EXERCISE DESCRIPTION: Could you report every line from the entries that includes the word "Published"?
── GIVEN ENTRIES ──
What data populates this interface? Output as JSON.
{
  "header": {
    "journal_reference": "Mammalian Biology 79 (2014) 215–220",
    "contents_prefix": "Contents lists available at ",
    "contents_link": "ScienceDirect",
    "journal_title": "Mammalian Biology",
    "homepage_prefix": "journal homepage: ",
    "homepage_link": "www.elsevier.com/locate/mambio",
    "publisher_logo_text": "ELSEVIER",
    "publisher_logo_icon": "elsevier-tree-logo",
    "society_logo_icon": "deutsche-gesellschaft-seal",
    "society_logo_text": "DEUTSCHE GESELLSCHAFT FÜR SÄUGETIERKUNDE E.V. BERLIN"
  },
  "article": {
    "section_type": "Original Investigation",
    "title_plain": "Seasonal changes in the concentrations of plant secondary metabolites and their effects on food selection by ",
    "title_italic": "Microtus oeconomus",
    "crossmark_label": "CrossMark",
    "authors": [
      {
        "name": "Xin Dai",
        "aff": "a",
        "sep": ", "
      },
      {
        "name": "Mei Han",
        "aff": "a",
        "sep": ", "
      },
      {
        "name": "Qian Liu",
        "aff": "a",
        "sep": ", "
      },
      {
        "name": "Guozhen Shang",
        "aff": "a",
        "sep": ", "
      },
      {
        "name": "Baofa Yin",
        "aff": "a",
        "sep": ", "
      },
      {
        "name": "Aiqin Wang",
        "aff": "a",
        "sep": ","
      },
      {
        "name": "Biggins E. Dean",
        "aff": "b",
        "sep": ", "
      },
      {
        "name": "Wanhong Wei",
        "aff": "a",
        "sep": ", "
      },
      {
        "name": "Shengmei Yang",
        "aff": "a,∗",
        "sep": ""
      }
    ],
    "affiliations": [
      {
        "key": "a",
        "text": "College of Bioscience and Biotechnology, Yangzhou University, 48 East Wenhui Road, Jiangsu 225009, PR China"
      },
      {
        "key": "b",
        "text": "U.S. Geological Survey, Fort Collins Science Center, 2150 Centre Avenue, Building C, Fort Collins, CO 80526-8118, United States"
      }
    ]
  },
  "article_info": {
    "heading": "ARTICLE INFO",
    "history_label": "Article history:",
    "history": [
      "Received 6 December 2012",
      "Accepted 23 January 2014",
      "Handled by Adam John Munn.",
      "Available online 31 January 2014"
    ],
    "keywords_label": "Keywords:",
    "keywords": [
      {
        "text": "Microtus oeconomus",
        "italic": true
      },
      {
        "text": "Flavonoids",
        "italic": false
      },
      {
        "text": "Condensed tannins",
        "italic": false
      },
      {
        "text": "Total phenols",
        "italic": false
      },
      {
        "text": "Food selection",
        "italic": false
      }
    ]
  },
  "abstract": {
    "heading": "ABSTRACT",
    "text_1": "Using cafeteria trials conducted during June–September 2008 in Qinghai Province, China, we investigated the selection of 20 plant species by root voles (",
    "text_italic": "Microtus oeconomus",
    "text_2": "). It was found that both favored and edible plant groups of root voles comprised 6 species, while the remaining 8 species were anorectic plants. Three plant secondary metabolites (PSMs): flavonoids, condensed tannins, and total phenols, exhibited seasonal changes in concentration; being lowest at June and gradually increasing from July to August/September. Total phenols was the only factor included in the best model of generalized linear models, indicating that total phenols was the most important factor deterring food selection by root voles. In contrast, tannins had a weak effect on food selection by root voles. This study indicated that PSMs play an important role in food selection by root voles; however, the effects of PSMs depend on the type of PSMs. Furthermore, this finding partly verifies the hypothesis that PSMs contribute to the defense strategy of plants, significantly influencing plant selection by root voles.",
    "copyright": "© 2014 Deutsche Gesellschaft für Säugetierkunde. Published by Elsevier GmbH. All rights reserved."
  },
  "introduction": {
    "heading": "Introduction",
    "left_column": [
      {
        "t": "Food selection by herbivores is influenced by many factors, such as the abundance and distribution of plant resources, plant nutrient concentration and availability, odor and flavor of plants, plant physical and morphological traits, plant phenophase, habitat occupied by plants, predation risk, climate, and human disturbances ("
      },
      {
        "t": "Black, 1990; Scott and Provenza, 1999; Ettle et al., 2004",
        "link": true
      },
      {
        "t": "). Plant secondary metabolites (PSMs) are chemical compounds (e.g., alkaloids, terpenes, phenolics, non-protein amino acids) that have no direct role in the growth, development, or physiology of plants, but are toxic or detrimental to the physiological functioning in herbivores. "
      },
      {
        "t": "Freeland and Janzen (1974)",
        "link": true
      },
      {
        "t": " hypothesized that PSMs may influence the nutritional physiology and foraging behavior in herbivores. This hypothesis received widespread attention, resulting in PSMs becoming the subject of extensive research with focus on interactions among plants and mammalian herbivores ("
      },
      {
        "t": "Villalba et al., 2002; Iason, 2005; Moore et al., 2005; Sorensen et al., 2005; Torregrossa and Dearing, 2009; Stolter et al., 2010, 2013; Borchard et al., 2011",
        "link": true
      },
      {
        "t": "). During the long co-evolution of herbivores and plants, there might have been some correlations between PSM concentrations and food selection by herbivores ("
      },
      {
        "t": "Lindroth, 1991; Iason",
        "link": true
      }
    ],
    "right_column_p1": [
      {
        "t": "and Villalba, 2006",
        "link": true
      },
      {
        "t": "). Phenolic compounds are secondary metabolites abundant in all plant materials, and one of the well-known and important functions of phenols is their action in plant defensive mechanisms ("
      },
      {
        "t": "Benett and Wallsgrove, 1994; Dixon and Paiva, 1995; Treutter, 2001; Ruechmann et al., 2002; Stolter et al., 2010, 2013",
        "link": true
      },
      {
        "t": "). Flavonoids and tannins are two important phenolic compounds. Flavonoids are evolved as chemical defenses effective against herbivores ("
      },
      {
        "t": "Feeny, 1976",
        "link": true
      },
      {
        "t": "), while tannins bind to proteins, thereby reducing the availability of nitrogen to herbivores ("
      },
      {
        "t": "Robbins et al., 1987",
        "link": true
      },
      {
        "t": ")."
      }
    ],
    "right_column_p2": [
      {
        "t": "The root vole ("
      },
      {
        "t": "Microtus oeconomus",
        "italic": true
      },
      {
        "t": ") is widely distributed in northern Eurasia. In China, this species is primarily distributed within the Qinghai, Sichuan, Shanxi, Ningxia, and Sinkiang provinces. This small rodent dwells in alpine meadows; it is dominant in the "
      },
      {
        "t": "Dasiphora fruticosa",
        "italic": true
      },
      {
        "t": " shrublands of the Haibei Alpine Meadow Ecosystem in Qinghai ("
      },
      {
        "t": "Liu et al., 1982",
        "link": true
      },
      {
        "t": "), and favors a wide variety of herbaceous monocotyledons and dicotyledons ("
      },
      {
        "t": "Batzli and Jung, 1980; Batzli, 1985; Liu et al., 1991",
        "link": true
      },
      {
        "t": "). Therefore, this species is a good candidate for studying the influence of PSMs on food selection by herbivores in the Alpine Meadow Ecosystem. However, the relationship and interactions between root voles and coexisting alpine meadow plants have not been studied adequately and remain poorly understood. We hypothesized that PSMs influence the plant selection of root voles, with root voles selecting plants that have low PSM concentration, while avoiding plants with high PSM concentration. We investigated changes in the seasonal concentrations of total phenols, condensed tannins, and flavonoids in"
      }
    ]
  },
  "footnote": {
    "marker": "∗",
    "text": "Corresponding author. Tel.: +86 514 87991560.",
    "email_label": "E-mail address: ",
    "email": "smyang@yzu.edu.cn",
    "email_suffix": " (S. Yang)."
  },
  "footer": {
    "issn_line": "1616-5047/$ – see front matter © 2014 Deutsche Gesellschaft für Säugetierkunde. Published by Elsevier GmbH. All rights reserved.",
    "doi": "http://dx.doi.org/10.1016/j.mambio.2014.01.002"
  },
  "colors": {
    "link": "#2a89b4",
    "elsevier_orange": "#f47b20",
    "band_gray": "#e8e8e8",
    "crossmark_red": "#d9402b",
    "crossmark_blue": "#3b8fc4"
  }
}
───
RESPONSE:
    "copyright": "© 2014 Deutsche Gesellschaft für Säugetierkunde. Published by Elsevier GmbH. All rights reserved."
    "issn_line": "1616-5047/$ – see front matter © 2014 Deutsche Gesellschaft für Säugetierkunde. Published by Elsevier GmbH. All rights reserved.",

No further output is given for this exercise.